Whatever your religion (or non-religion) I’m sure you’ll agree that The Lord’s Prayer has had a great impact on many parts of the world – and yet it is only sixty-six words long. The European Commission report into market forces affecting the price of cabbages is over sixty-six thousand words.  There could be lots of valid detail in this document (oh yeah?) but it’s unlikely to be one thousand times more memorable than the Lord’s Prayer.

 So if we want our message to have an impact, it must be brief and to the point. Once you’ve made a good impact and earned the extra time to tell your story in more detail, you must tell it in a compelling and persuasive manner, and give value for every minute  that you take.  

You can find out more from my ‘elevator pitch kindle books and ebooks. Spend a moment at http://www.kindlebooksplus.co.uk

And as this blog has been about brevity, I’ll shut up now.


Selling? – Then learn from the ‘half-way doctor’

If a doctor started the consultation by telling you the ‘features’, ‘advantages’ and ‘benefits’ of a new pill, you would get worried.  If you mentioned that you had a headache and, immediately, the Doctor said, “I’ve got just the pill for you”, you would probably run for the door.  Medical people at every level, have ‘diagnosis’ as the focus of the consultation; they will ask about your symptoms (pain etc), your lifestyle (drink, smoke, exercise), your worries and stress factors – and so on.  The medical people tell me that ‘understanding the patient completely’ enables the doctor to offer the best diagnosis  – and subsequently (and ‘subsequently’ is a key word), propose the best ‘solution’ to the problem.   Doctors, like sales people, have to learn to resist the urge to produce a solution before they have the complete picture and the priorities agreed by the ‘patient’.   If you think about it, not to do so could be fatal!  A sales person selling an inappropriate solution is a bad situation, but a doctor ‘selling’ the wrong medication would be catastrophic.

I have done simulated patient exercises with Doctors purely on getting a good ‘history’ and making a ‘differential diagnosis’ (diagnosis alternatives). Good consultative selling is similar.  The complete diagnosis (with priorities) is made before any mention of a solution and without prejudging what the solution should be.  I am no doctor, of course, so keep your clothes on; I don’t have the medical knowledge to make a competent diagnosis. But it’s that lack of knowledge inhibiting the urge to offer solutions that makes me very good at getting a good overview of all the problem symptoms.  I am an excellent half-way doctor’

Want to hear my full ‘learn from the half-way doctor’ motivational pitch?  Email me at wdfreeman@ymail.com. My stethoscope is always ready.

‘From bellman to twitter – the lessons for today’

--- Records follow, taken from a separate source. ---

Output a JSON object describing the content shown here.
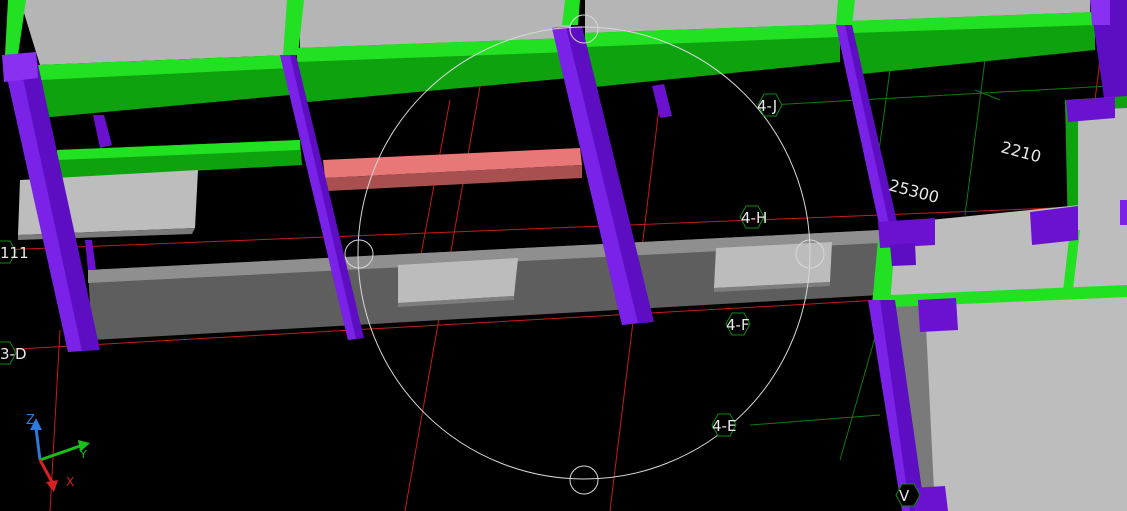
{
  "viewport": {
    "grid_labels": {
      "l4j": "4-J",
      "l4h": "4-H",
      "l4f": "4-F",
      "l4e": "4-E",
      "l111": "111",
      "l3d": "3-D",
      "lv": "V"
    },
    "dimensions": {
      "d2210": "2210",
      "d25300": "25300"
    },
    "axes": {
      "z": "Z",
      "y": "Y",
      "x": "X"
    }
  },
  "colors": {
    "background": "#000000",
    "column": "#6a12d0",
    "beam_green": "#12cc12",
    "beam_red": "#e07070",
    "slab_gray": "#b8b8b8",
    "grid_red": "#d01818",
    "grid_green": "#0e7a0e",
    "orbit_circle": "#d8d8d8"
  }
}
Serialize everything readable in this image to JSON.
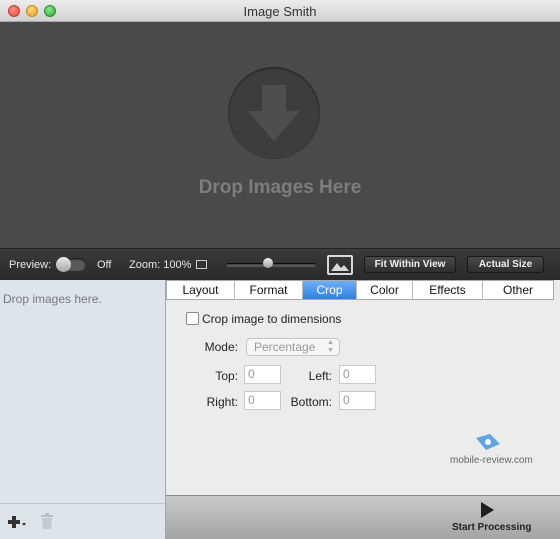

William Shakespeare, a master of the spoken and written word never read a ‘proper’ newspaper; they didn’t exist in any great form when he was alive. Important announcements, messages and warnings would be proclaimed by the town crier / bellman. These were clear, succinct and to the point  – and the Bellman’s proclamation (shout) would be, typically, half a minute long.  The bellman’s posted notice would be on a single page and written so the ‘common man (assuming he could read) would understand it .  No ‘flashing’ powerpoint images (or even ‘non flashing’ ones); just concise verbal and spoken clarity.

Jump forward a few hundred years (and a few trillion powerpoint slides) and we come to twitter. Expert tweeters among you will know the skill in getting your point across in 140 characters or less. We live in a world on newspaper, tv and media communications but we can learn a lot from the ‘bellman and twitter’ demands for clarity and brevity. We also live in a world of powerpoint and have enjoyed its usefulness and endured its ghastliness. If I had £1 for every powerpoint presentation I have slept though, I would be very rich as well as being very rested.

‘From Bellman to Twitter – the lessons for today’ happens to be the title of my latest set of speeches and workshops. What a lucky coincidence. You can find out more at http://www.williamfreeman.co.uk  Look at the ‘training’ page – and, while you are there, take a look at the other pages too. Oyez!